Exercise prompt:
In the data below, give the number of lines that contain the word "JSON". Nothing else is needed.

Segment Start: Exercise data

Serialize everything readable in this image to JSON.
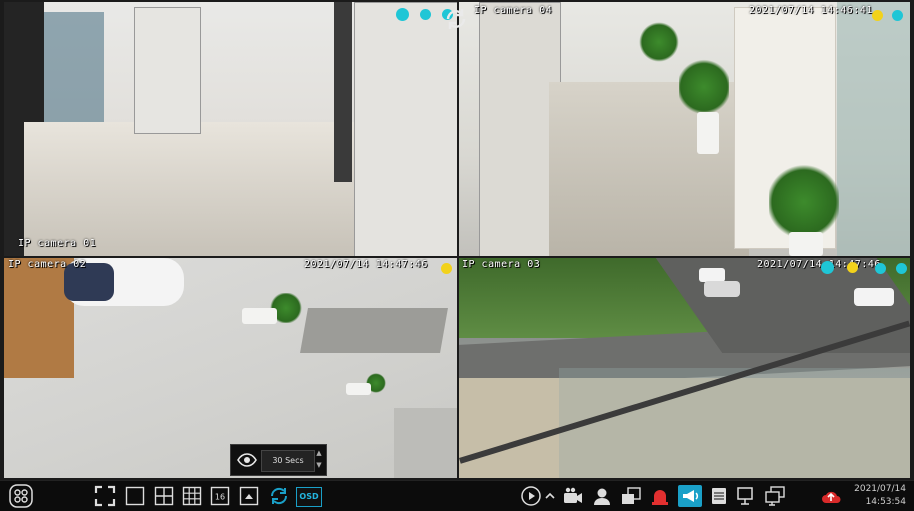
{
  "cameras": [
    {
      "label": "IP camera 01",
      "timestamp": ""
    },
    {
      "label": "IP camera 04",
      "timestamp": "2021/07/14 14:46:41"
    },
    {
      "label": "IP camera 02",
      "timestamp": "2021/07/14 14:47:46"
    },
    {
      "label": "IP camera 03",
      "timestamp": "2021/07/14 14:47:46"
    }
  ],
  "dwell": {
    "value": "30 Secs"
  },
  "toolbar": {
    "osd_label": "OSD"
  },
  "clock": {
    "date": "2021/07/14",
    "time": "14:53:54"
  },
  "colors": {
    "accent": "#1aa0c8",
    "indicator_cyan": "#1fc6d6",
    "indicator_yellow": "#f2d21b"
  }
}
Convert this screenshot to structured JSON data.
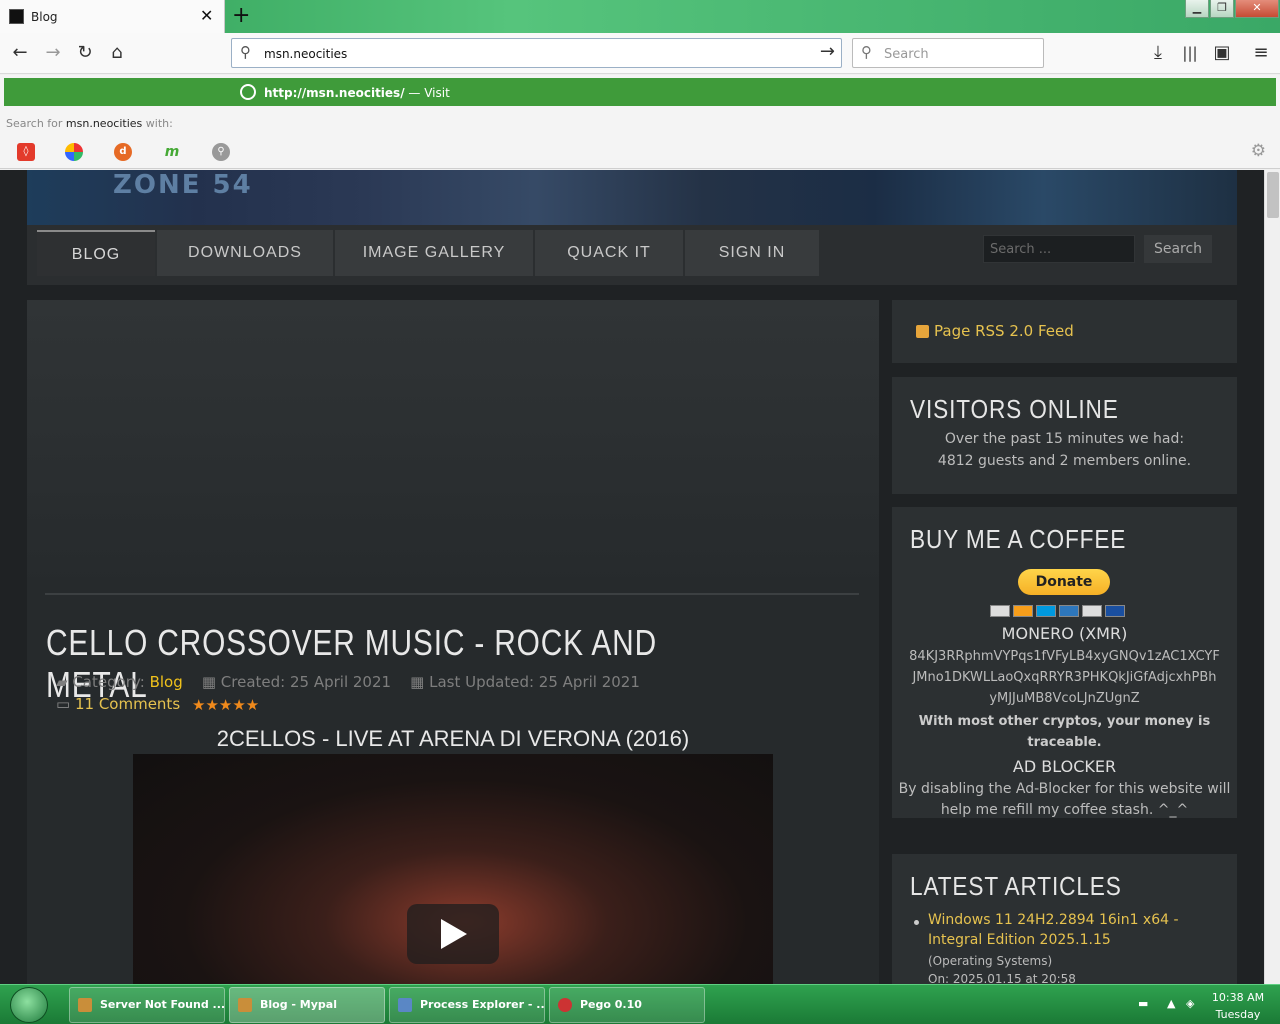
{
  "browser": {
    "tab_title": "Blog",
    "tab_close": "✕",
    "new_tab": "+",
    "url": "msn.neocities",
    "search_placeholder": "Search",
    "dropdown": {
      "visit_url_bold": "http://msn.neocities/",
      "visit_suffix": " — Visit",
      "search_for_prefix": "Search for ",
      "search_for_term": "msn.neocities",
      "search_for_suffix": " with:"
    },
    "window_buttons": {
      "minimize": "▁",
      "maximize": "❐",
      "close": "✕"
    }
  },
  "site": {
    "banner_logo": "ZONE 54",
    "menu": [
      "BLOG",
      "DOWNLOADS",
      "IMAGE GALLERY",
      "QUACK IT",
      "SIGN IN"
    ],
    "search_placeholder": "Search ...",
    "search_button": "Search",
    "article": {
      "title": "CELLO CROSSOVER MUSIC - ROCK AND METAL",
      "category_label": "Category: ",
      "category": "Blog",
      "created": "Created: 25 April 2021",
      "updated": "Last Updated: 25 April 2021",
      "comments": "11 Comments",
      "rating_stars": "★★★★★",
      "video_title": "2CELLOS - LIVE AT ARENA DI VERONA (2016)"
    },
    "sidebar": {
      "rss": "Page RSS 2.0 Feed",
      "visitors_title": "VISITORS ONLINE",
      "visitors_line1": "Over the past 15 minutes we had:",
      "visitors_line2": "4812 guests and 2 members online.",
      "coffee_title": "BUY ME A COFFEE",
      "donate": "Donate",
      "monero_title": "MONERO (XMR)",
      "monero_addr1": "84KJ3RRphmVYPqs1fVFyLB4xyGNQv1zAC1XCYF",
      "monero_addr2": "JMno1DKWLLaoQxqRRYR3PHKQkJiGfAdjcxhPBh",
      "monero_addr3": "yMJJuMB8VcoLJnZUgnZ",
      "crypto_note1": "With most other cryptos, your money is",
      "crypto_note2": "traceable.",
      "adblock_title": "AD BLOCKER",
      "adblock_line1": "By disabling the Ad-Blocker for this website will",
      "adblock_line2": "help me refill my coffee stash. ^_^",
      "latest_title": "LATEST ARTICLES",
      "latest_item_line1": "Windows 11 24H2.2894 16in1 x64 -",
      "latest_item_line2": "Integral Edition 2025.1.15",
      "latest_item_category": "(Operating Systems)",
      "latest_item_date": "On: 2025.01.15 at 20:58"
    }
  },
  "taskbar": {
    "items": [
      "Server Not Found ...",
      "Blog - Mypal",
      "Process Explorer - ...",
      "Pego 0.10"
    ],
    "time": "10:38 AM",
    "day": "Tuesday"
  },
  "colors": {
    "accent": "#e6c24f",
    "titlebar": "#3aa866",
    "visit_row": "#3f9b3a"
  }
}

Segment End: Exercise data

Exercise response:
2